▸ Action item:
For the data below, retype word for word the lines from the one containing "Parse this screenshot: output" through the one containing "Serialize everything readable"; drop the pictures.

▸ Dataset records:
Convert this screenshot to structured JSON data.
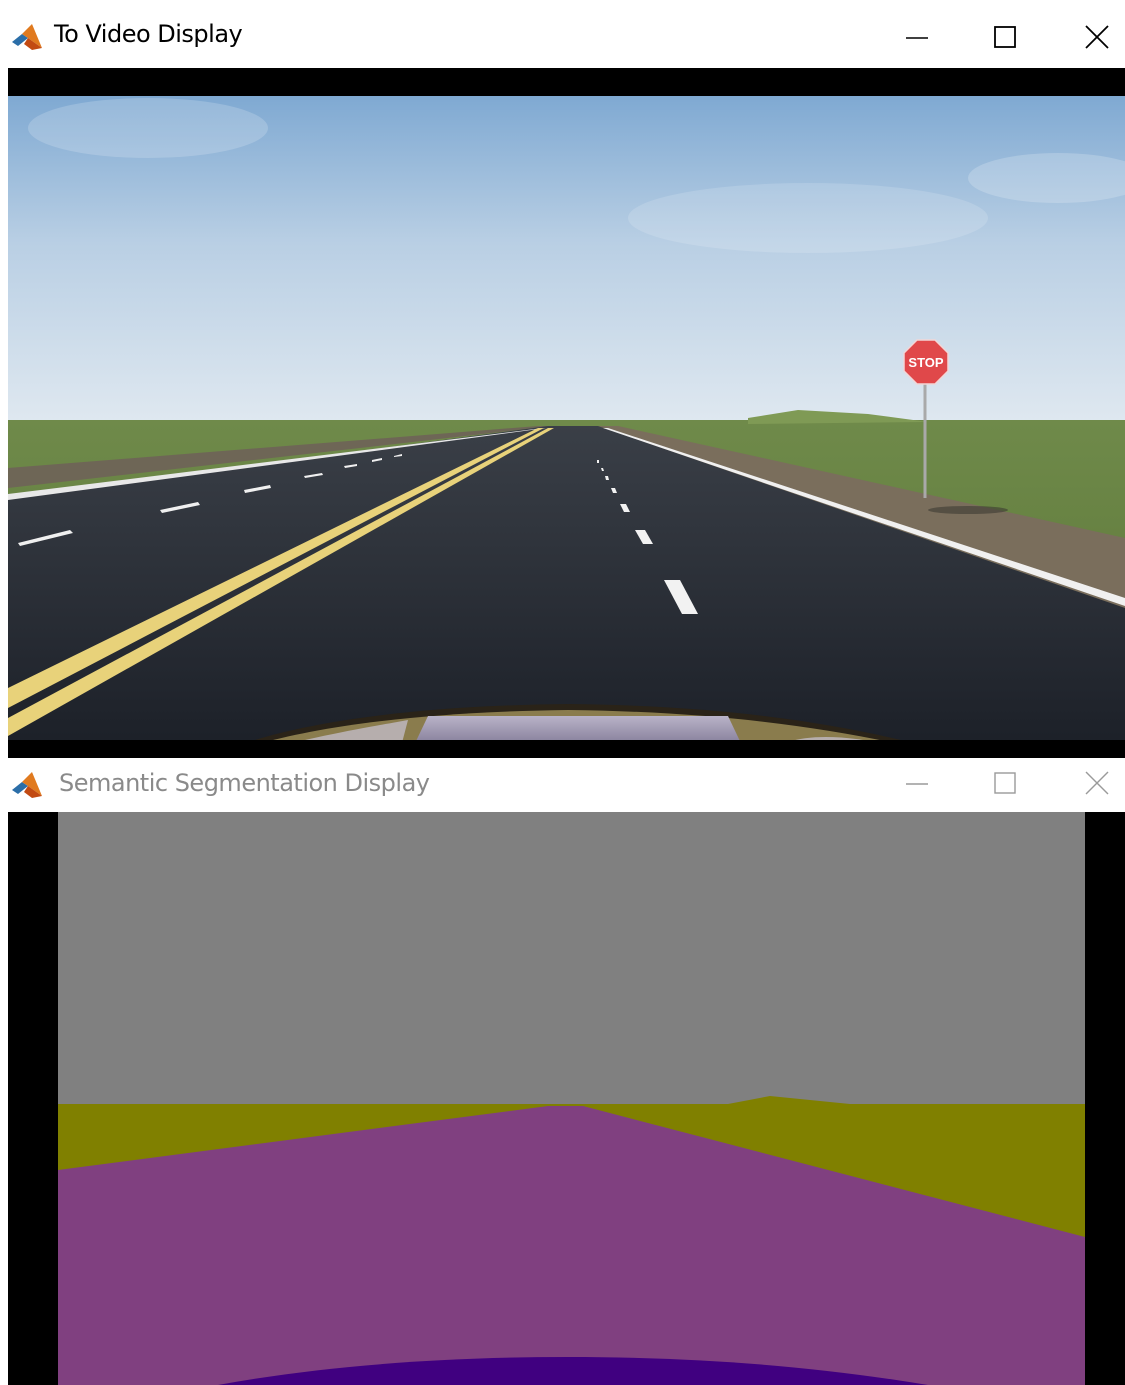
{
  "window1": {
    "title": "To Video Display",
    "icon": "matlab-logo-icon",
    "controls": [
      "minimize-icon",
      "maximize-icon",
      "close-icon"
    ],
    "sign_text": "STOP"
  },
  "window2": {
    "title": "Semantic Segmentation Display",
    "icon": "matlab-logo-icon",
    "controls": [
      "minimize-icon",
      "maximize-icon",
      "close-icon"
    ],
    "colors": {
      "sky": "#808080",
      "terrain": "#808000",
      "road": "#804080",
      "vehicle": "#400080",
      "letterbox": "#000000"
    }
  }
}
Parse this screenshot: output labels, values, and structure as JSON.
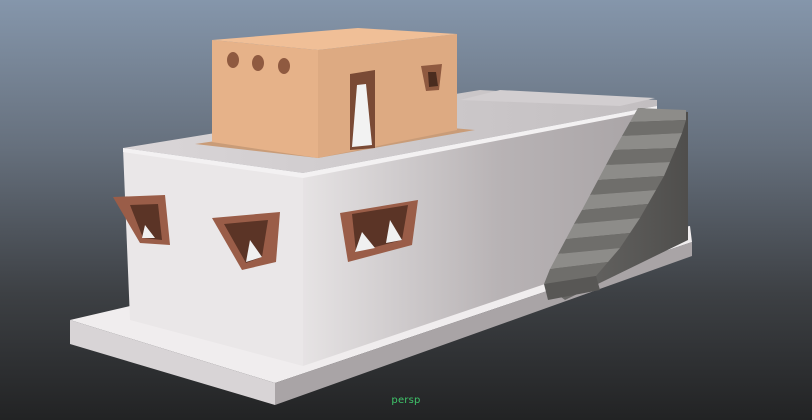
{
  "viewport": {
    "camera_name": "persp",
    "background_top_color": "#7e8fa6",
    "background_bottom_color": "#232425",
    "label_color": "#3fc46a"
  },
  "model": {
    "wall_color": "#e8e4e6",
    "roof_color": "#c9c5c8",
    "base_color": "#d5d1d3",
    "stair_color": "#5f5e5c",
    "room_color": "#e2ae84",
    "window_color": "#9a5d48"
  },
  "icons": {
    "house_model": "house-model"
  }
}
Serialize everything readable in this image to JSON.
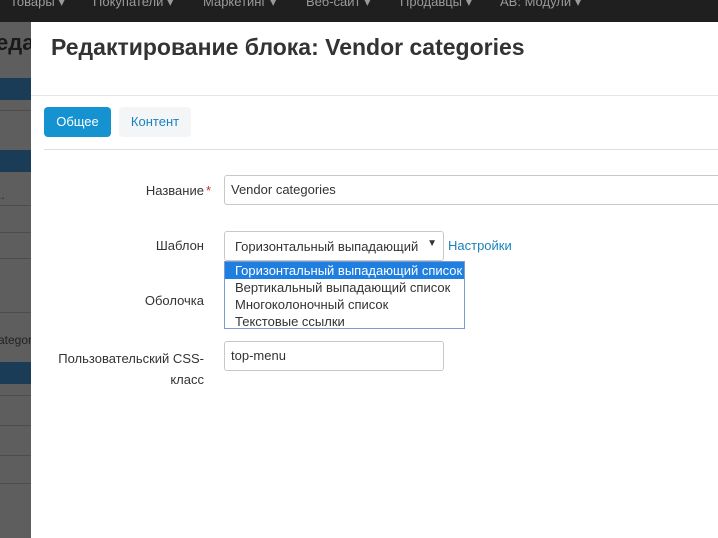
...
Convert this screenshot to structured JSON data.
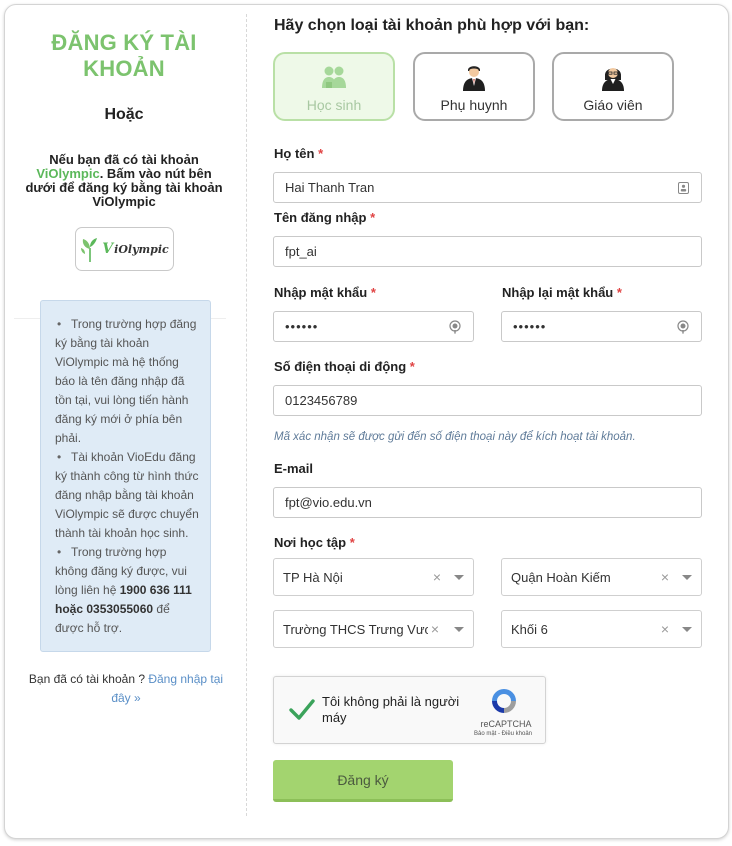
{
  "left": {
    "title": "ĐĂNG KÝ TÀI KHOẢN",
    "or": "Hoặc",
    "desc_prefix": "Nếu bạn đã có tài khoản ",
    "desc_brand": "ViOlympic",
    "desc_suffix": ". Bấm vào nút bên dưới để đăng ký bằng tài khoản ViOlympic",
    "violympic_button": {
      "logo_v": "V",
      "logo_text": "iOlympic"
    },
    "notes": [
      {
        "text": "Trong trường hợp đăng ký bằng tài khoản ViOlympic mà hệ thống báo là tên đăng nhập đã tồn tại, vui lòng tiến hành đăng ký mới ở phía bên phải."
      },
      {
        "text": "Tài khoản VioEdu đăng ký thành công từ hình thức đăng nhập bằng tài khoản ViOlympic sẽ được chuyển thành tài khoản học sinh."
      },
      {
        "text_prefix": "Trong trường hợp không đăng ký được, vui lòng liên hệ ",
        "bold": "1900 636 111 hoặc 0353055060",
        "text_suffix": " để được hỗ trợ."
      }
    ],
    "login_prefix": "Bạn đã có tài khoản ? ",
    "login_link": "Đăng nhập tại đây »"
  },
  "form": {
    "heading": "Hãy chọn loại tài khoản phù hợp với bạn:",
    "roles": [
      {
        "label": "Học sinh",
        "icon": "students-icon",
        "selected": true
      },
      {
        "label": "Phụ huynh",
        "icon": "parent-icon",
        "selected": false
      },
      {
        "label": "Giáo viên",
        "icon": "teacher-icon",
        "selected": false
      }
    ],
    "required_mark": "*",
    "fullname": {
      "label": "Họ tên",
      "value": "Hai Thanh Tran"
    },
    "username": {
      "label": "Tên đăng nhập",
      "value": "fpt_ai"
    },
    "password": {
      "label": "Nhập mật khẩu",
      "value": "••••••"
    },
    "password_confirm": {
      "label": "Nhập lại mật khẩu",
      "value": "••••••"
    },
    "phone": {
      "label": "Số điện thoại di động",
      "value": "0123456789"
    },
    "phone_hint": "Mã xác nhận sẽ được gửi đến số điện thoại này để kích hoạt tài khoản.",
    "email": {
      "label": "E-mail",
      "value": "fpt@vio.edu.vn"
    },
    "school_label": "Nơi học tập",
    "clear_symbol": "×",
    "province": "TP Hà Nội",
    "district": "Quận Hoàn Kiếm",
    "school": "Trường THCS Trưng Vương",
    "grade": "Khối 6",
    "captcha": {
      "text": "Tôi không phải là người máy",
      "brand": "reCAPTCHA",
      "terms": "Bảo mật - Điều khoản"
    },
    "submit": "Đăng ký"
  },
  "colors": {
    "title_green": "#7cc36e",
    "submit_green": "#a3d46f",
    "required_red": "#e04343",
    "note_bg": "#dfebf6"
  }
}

▸ Solution to this task:
Parse this screenshot: output labels, values, and structure as JSON.
{
  "viewport": {
    "camera_name": "persp",
    "background_top_color": "#7e8fa6",
    "background_bottom_color": "#232425",
    "label_color": "#3fc46a"
  },
  "model": {
    "wall_color": "#e8e4e6",
    "roof_color": "#c9c5c8",
    "base_color": "#d5d1d3",
    "stair_color": "#5f5e5c",
    "room_color": "#e2ae84",
    "window_color": "#9a5d48"
  },
  "icons": {
    "house_model": "house-model"
  }
}
Serialize everything readable in this image to JSON.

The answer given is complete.